Pride was expressed at various junctures. First, with the stand against online streaming and Nine Below Zero's refusal to play along, based on the paltry returns of 0.02p offered per stream or download. Dennis gave the rallying cry to keep the music product as a physical entity. He went on to say they hope to release a vinyl version of 13 Shades of Blue and that the early indications are promising.

There was also pride in the fact that 'We've brought back the drum solo!' and Mickey Burkey certainly showed how it is done.

Mickey Burkey - drum solo!
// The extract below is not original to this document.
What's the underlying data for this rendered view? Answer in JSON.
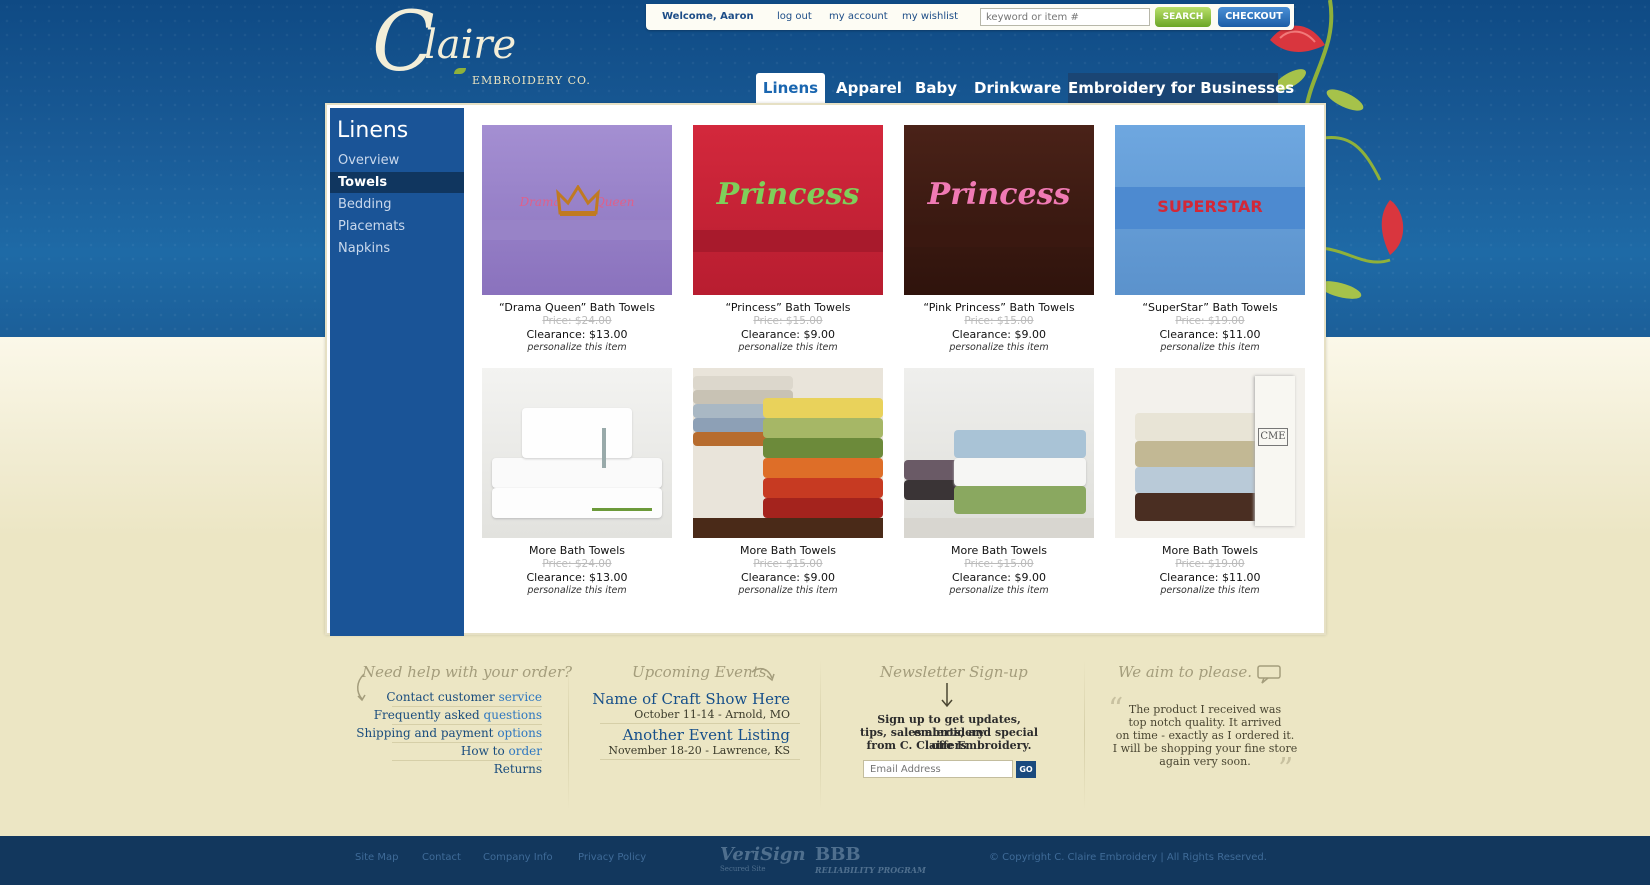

It is remarkable that after so many years in the business Nine Below Zero have found to a way to evolve their style and expand their repertoire to embrace the worlds of funk and jazz into their established haven of British rhythm and blues. It will be interesting to see if this new style is here to stay. Meanwhile, keep an eye in their tour dates and catch them if you can.

We conclude with a few more captured moments from the pulsating gig.

Thursday, 13 October 2016

Nine Below Zero on Teesside

Following yesterday's exciting news about Nine Below Zero's return to Teesside, we take a look back to their most recent visits. Click on the links below for a full review of each show.

They brought the 2011 Guisborough Rhythm and Blues Festival to an explosive end, topping the bill ahead of rising blues star Oli Brown.

Two years flew by before their next appearance on Teesside, at The Arc, Stockton in 2013.
They returned to the area for a gig at the Saltburn Spa in 2014, together with Ben Walters.
2014 brought a quick return to the area (albeit just a little bit further up than Teesside) at the Old Town Hall, Gateshead.

Expect a little more coverage of Nine Below Zero prior to their return to The Arc in a couple of weeks.

Wednesday, 12 October 2016

Nine Below Zero

Cult Rhythm and Blues heroes Nine Below Zero are currently touring the UK in support of their brand new album 13 Shades of Blue, and will be performing at The Arc on Saturday 22 October.

Nine Below Zero tour with line-up of three original band members; Dennis Greaves (guitar/vocals), Mark Feltham (harmonica), Mickey ‘Stix’ Burkey (drums) and Ben Willis (bass) as well as additional horn section, keyboards, violin and backing vocalists, creating an exciting new Nine Below Zero Big Band sound after an impressive live debut on the Acoustic Stage at Glastonbury 2016.

Since their genesis in the 1970s, Nine Below Zero have been known for providing unique and innovative music in the form of alt blues-rock, a breath of fresh air in a pop punk era. Speaking about the tour, front-man Dennis Greaves said “To be back on tour with all the guys is incredible….the energy, enthusiasm and the magic are back.” 

“We never had a hit single, but we became a cult band with an almost fanatical following. It will be great for us all to reconnect with the fans” Dennis concludes. 

Singer/guitarist Dennis Greaves formed Stan’s Blues Band in 1977 with school friends, then recruited harmonica maestro Mark Feltham who lived on the same Peabody Estate in Tulse Hill, South London. “I thought we were the only people playing blues, but when we got on the circuit I discovered there were other bands out there”, Greaves remembers. “There was Red Beans And Rice, The Blues Band, The Little Roosters, The Inmates, Dr Feelgood – it was quite a big thing.” 
Changing their name to Nine Below Zero in 1979 and signing to A&M Records, they released their classic live set Live At The Marquee. The Glyn Johns-produced Don’t Point Your Finger followed in 1981 as well as an appearance on BBCTV’s The Old Grey Whistle Test. Their last album before splitting, Third Degree, followed in 1982,the band promoting single Eleven Plus Eleven on the first episode of hit comedy The Young Ones. 
Greaves reformed Nine Below Zero in 1990 with Feltham, who left in 1992 but rejoined in 2001. They are still an incendiary live act as those who witnessed their 2014 show at the ‘100 Club for The Blues' second birthday can confirm, and all that listen to 13 Shades of Blue can attest it is a fitting and accurate tribute to the Blues. 
Autumn 2016 Tour Dates can be found here.